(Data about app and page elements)
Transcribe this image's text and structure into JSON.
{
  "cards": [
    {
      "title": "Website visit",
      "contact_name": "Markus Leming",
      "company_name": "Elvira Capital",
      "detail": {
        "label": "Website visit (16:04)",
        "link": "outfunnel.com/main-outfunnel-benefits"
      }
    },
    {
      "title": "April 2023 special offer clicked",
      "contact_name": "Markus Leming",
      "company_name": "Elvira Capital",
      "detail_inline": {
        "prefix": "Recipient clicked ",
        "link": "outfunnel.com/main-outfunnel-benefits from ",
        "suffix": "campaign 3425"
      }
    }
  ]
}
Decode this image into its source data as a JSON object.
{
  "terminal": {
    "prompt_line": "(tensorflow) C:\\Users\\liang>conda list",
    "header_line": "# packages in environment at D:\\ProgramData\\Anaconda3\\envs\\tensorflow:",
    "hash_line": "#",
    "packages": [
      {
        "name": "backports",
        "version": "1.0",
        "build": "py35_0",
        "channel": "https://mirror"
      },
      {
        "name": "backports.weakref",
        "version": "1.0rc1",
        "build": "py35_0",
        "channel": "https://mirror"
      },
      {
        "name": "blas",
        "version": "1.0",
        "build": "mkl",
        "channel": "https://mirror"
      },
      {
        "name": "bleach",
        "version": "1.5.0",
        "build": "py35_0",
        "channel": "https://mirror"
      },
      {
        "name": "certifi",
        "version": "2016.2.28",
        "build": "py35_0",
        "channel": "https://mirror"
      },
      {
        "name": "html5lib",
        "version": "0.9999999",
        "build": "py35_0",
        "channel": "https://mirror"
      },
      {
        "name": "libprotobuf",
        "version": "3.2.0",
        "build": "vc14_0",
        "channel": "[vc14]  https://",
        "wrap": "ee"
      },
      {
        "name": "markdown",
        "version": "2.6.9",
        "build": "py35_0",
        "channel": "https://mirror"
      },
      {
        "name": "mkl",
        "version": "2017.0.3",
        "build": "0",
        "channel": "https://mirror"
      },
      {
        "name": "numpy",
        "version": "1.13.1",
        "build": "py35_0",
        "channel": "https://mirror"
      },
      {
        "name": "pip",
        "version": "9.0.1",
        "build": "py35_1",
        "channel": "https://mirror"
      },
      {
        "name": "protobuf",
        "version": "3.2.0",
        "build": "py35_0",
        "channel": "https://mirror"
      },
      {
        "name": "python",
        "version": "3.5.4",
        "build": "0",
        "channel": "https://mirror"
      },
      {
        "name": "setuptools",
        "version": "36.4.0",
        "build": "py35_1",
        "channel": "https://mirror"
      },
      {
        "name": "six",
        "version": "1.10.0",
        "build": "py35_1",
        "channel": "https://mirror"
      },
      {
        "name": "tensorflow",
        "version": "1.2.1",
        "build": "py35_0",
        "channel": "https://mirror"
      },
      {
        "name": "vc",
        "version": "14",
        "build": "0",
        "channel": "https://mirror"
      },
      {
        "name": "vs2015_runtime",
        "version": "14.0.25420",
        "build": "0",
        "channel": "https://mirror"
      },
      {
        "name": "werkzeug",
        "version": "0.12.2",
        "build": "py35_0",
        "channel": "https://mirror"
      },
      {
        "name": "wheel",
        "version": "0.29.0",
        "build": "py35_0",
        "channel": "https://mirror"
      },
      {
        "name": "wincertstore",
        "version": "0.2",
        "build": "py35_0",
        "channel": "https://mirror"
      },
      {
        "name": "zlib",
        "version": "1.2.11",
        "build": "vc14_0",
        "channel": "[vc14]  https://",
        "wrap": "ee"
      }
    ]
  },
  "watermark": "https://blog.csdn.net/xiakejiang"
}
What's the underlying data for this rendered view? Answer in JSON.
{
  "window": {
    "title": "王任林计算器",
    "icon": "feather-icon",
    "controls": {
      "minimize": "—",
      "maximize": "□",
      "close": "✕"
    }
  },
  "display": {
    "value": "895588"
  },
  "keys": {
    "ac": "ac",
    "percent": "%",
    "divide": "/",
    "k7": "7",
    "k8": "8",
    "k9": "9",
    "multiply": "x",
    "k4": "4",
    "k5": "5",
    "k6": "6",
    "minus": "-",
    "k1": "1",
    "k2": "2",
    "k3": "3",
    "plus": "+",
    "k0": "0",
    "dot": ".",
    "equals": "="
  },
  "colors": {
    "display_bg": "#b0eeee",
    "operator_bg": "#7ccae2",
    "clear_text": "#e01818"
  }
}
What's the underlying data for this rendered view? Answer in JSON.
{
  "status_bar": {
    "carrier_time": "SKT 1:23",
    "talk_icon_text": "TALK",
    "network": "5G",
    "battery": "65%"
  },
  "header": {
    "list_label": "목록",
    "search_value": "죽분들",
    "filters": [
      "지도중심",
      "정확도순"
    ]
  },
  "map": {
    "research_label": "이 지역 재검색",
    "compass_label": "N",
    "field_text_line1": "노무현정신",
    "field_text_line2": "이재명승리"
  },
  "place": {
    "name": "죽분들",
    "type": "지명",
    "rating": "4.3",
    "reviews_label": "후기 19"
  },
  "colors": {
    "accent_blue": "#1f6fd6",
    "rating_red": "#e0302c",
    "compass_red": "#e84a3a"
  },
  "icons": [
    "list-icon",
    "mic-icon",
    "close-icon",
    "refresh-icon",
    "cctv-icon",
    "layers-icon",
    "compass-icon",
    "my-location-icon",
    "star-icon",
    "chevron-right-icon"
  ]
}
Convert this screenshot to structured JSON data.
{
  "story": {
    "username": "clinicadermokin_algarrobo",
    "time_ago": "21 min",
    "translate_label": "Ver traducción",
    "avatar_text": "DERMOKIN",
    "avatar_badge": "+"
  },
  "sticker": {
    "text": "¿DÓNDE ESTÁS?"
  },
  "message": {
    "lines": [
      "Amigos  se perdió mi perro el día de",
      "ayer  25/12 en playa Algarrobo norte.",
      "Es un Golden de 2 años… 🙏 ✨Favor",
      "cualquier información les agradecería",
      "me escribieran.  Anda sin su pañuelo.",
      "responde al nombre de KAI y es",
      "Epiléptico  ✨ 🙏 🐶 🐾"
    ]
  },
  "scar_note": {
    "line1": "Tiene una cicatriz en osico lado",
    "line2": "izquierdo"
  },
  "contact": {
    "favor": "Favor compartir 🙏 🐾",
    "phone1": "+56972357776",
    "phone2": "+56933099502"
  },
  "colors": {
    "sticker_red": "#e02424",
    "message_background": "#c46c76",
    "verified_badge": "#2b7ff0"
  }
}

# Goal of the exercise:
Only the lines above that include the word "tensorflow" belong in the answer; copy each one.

# Response to this task:
    "prompt_line": "(tensorflow) C:\\Users\\liang>conda list",
    "header_line": "# packages in environment at D:\\ProgramData\\Anaconda3\\envs\\tensorflow:",
        "name": "tensorflow",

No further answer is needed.